# [WORK INSTRUCTION]
Without the images, output each record below as it stands.

# [INFORMATION PROVIDED]
▼▼▼

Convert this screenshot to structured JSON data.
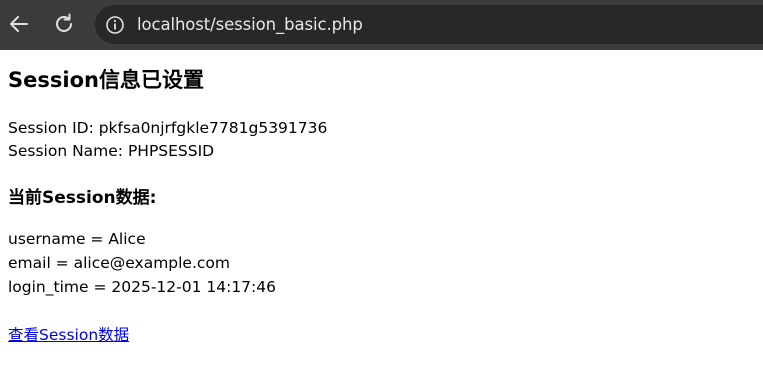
{
  "browser": {
    "url": "localhost/session_basic.php",
    "icons": {
      "back": "back-arrow-icon",
      "reload": "reload-icon",
      "site_info": "info-icon"
    }
  },
  "page": {
    "title": "Session信息已设置",
    "session_id_line": "Session ID: pkfsa0njrfgkle7781g5391736",
    "session_name_line": "Session Name: PHPSESSID",
    "data_heading": "当前Session数据:",
    "data_lines": [
      "username = Alice",
      "email = alice@example.com",
      "login_time = 2025-12-01 14:17:46"
    ],
    "link_label": "查看Session数据"
  },
  "colors": {
    "toolbar": "#3c3c3c",
    "address_bar": "#282828",
    "link": "#0000ee"
  }
}
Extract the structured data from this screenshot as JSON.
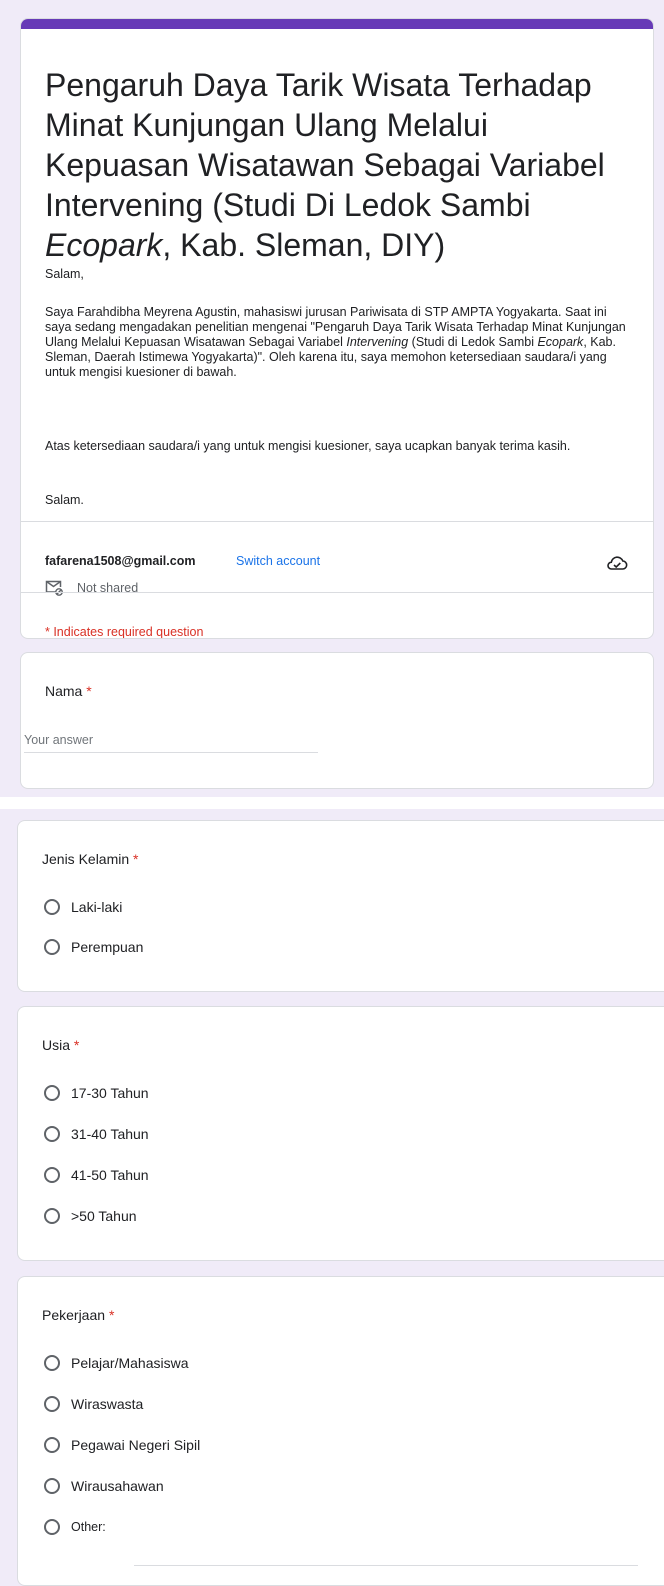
{
  "header": {
    "title": "Pengaruh Daya Tarik Wisata Terhadap Minat Kunjungan Ulang Melalui Kepuasan Wisatawan Sebagai Variabel Intervening (Studi Di Ledok Sambi Ecopark, Kab. Sleman, DIY)",
    "greeting": "Salam,",
    "paragraph1": "Saya Farahdibha Meyrena Agustin, mahasiswi jurusan Pariwisata di STP AMPTA Yogyakarta. Saat ini saya sedang mengadakan penelitian mengenai \"Pengaruh Daya Tarik Wisata Terhadap Minat Kunjungan Ulang Melalui Kepuasan Wisatawan Sebagai Variabel Intervening (Studi di Ledok Sambi Ecopark, Kab. Sleman, Daerah Istimewa Yogyakarta)\". Oleh karena itu, saya memohon ketersediaan saudara/i yang  untuk mengisi kuesioner di bawah.",
    "paragraph2": "Atas ketersediaan saudara/i yang untuk mengisi kuesioner, saya ucapkan banyak terima kasih.",
    "closing": "Salam."
  },
  "account": {
    "email": "fafarena1508@gmail.com",
    "switch_label": "Switch account",
    "not_shared": "Not shared",
    "required_note": "* Indicates required question"
  },
  "questions": {
    "nama": {
      "label": "Nama",
      "required_mark": "*",
      "placeholder": "Your answer"
    },
    "jenis_kelamin": {
      "label": "Jenis Kelamin",
      "required_mark": "*",
      "options": [
        "Laki-laki",
        "Perempuan"
      ]
    },
    "usia": {
      "label": "Usia",
      "required_mark": "*",
      "options": [
        "17-30 Tahun",
        "31-40 Tahun",
        "41-50 Tahun",
        ">50 Tahun"
      ]
    },
    "pekerjaan": {
      "label": "Pekerjaan",
      "required_mark": "*",
      "options": [
        "Pelajar/Mahasiswa",
        "Wiraswasta",
        "Pegawai Negeri Sipil",
        "Wirausahawan",
        "Other:"
      ]
    }
  },
  "colors": {
    "theme": "#673ab7",
    "background": "#f0ebf8",
    "required": "#d93025",
    "link": "#1a73e8"
  },
  "icons": {
    "cloud": "cloud-done-icon",
    "not_shared": "mail-not-shared-icon"
  }
}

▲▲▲

# [YOUR SOLUTION]
Convert this screenshot to structured JSON data.
{
  "browser": {
    "url": "localhost/session_basic.php",
    "icons": {
      "back": "back-arrow-icon",
      "reload": "reload-icon",
      "site_info": "info-icon"
    }
  },
  "page": {
    "title": "Session信息已设置",
    "session_id_line": "Session ID: pkfsa0njrfgkle7781g5391736",
    "session_name_line": "Session Name: PHPSESSID",
    "data_heading": "当前Session数据:",
    "data_lines": [
      "username = Alice",
      "email = alice@example.com",
      "login_time = 2025-12-01 14:17:46"
    ],
    "link_label": "查看Session数据"
  },
  "colors": {
    "toolbar": "#3c3c3c",
    "address_bar": "#282828",
    "link": "#0000ee"
  }
}
Extract the structured data from this screenshot as JSON.
{
  "header": {
    "title": "Pengaruh Daya Tarik Wisata Terhadap Minat Kunjungan Ulang Melalui Kepuasan Wisatawan Sebagai Variabel Intervening (Studi Di Ledok Sambi Ecopark, Kab. Sleman, DIY)",
    "greeting": "Salam,",
    "paragraph1": "Saya Farahdibha Meyrena Agustin, mahasiswi jurusan Pariwisata di STP AMPTA Yogyakarta. Saat ini saya sedang mengadakan penelitian mengenai \"Pengaruh Daya Tarik Wisata Terhadap Minat Kunjungan Ulang Melalui Kepuasan Wisatawan Sebagai Variabel Intervening (Studi di Ledok Sambi Ecopark, Kab. Sleman, Daerah Istimewa Yogyakarta)\". Oleh karena itu, saya memohon ketersediaan saudara/i yang  untuk mengisi kuesioner di bawah.",
    "paragraph2": "Atas ketersediaan saudara/i yang untuk mengisi kuesioner, saya ucapkan banyak terima kasih.",
    "closing": "Salam."
  },
  "account": {
    "email": "fafarena1508@gmail.com",
    "switch_label": "Switch account",
    "not_shared": "Not shared",
    "required_note": "* Indicates required question"
  },
  "questions": {
    "nama": {
      "label": "Nama",
      "required_mark": "*",
      "placeholder": "Your answer"
    },
    "jenis_kelamin": {
      "label": "Jenis Kelamin",
      "required_mark": "*",
      "options": [
        "Laki-laki",
        "Perempuan"
      ]
    },
    "usia": {
      "label": "Usia",
      "required_mark": "*",
      "options": [
        "17-30 Tahun",
        "31-40 Tahun",
        "41-50 Tahun",
        ">50 Tahun"
      ]
    },
    "pekerjaan": {
      "label": "Pekerjaan",
      "required_mark": "*",
      "options": [
        "Pelajar/Mahasiswa",
        "Wiraswasta",
        "Pegawai Negeri Sipil",
        "Wirausahawan",
        "Other:"
      ]
    }
  },
  "colors": {
    "theme": "#673ab7",
    "background": "#f0ebf8",
    "required": "#d93025",
    "link": "#1a73e8"
  },
  "icons": {
    "cloud": "cloud-done-icon",
    "not_shared": "mail-not-shared-icon"
  }
}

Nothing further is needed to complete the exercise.